Kurtz really gets the goods on Weymouth when he reports that "Weymouth has been telling editors that there have been too many stories similar to the one last November about a 13-year-old dwarf undergoing surgery to lengthen her legs." (Is Weymouth trying to say that she's imposing a limb quota at the Post?)

Every editor and reporter wants a publisher who dips his hands into the editorial process—as long as the dipping is positive. They want to hear "attaboy" and "attagirl" from the publisher and receive pats on the back every time they do extraordinary work. The newsroom hangs on every word spoken, every gesture made by the publisher, especially at a paper like the Post that is controlled by Weymouth and the other heirs to the fortune of Eugene Meyer, the financier who purchased the paper at a bankruptcy auction in 1933.

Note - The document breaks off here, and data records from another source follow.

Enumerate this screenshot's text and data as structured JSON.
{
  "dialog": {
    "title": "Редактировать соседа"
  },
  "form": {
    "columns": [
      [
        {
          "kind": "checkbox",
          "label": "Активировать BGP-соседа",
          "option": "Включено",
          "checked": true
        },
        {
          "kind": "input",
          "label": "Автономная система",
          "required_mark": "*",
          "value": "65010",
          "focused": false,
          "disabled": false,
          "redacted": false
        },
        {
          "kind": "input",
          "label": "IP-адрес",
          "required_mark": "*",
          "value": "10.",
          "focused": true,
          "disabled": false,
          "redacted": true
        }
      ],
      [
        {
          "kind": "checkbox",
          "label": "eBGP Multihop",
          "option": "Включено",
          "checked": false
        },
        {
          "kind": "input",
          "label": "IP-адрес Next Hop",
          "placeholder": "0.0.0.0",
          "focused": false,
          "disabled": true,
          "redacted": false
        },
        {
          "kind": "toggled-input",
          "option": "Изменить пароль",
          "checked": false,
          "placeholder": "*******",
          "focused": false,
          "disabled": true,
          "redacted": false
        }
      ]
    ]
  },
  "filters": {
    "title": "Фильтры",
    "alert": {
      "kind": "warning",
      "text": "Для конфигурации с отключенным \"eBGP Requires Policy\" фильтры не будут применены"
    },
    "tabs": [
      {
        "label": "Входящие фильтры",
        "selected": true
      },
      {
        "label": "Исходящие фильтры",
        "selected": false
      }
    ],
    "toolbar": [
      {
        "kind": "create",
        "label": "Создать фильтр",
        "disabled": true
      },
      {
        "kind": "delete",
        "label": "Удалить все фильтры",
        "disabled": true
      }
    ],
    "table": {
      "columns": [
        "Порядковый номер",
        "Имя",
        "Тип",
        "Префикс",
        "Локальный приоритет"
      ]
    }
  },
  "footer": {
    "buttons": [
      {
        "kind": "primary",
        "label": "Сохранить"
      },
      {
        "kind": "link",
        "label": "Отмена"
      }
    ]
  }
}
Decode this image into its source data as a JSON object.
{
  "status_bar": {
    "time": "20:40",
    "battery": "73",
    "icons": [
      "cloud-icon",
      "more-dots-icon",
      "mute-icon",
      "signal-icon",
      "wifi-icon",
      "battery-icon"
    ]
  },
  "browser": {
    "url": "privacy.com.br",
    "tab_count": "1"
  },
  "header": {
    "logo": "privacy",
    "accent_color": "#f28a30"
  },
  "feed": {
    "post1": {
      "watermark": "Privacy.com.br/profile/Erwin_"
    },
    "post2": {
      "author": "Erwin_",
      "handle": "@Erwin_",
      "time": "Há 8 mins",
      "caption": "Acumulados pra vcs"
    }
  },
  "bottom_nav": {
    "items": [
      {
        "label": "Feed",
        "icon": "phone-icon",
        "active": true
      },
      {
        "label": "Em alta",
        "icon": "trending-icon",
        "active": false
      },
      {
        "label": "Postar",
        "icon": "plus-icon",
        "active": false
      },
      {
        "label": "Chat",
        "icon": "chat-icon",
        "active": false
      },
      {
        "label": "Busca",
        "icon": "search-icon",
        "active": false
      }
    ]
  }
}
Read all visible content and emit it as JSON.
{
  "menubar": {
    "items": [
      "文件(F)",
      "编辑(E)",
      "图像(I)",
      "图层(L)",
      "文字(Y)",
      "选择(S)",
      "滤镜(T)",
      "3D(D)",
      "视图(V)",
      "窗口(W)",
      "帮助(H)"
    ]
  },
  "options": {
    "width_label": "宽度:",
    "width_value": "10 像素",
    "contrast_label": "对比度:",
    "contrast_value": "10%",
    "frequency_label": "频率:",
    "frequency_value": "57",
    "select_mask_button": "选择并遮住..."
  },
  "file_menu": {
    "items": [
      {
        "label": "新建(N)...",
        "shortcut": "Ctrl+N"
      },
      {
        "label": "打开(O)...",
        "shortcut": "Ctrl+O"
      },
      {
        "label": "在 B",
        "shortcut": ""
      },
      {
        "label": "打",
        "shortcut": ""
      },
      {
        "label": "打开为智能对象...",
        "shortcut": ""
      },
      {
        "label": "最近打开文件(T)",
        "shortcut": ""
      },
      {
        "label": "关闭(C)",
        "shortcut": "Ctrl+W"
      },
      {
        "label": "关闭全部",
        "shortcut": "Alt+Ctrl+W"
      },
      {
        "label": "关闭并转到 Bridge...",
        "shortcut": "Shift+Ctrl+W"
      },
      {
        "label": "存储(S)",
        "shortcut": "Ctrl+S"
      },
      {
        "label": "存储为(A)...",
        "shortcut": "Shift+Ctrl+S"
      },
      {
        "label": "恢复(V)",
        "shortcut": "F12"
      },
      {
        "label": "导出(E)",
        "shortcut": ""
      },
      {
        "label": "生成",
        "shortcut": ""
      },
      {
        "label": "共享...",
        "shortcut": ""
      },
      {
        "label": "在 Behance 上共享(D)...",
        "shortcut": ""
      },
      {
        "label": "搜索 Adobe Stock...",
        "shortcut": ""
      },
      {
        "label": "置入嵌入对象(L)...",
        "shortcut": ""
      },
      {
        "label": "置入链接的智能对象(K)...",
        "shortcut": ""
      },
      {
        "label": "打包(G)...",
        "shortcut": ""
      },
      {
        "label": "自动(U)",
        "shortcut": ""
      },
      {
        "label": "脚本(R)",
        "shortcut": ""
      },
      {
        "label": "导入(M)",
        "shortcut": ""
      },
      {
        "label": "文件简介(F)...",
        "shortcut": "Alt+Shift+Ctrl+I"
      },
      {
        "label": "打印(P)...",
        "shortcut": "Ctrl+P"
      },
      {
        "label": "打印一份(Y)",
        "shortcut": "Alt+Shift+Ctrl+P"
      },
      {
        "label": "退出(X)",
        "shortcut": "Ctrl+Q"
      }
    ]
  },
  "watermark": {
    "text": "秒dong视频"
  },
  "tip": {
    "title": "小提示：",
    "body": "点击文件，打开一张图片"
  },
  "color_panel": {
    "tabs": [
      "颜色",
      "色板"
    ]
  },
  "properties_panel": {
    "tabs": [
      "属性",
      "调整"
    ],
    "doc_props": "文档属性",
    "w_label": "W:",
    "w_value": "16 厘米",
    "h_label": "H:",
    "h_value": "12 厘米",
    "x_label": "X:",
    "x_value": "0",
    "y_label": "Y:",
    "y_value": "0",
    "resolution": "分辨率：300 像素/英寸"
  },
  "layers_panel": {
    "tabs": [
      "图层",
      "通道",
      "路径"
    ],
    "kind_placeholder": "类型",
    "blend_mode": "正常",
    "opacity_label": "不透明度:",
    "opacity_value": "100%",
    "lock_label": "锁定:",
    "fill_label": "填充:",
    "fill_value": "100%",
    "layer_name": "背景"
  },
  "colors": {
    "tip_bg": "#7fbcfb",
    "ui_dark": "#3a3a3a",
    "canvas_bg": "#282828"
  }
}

For that reason, a boss needs to be careful when he tells a random guy in the lunchroom that he likes ketchup on his hot dogs lest an executive overhear him and ban mustard from the premises. If a boss wants mustard prohibited, he should say so unequivocally. Otherwise, he should just order his hot dog, eat it, and shut up.

Weymouth is obviously still learning on the job, which has become as painful for me as it must be for her. A newspaper is not a symposium, especially a newspaper that's part of a division that lost $143 million in the first six months of 2009. One of the things she's got to learn is that she can't have it both ways. She can't pretend that the newsroom floats in its own accountable-only-to-Brauchli ether at the same time she is telling editors (plural) enough with dwarf-leg stories.

Like it or not, the ultimate editorial hand is the publisher, which makes it absolutely vital that the right person hold the job.

Addendum, 5:55 p.m.: Don't miss Erik Wemple's take on the controversy in Washington City Paper.

******

That snappy ketchup-and-mustard line was contributed by Slate politics editor Michael Newman, who provides interference for my best work. If you feel like interfering, send e-mail to slate.pressbox@gmail.com or subscribe to my limb-centric Twitter feed. (E-mail may be quoted by name in "The Fray," Slate's readers' forum; in a future article; or elsewhere unless the writer stipulates otherwise. Permanent disclosure: Slate is owned by the Washington Post Co.)

Track my errors: This hand-built RSS feed will ring every time Slate runs a "Press Box" correction. For e-mail notification of errors in this specific column, type Mendelsohn in the subject head of an e-mail message, and send to slate.pressbox@gmail.com.

Jack Shafer was Slate's editor at large. You can follow him on Twitter or email him at Shafer.Reuters@gmail.com.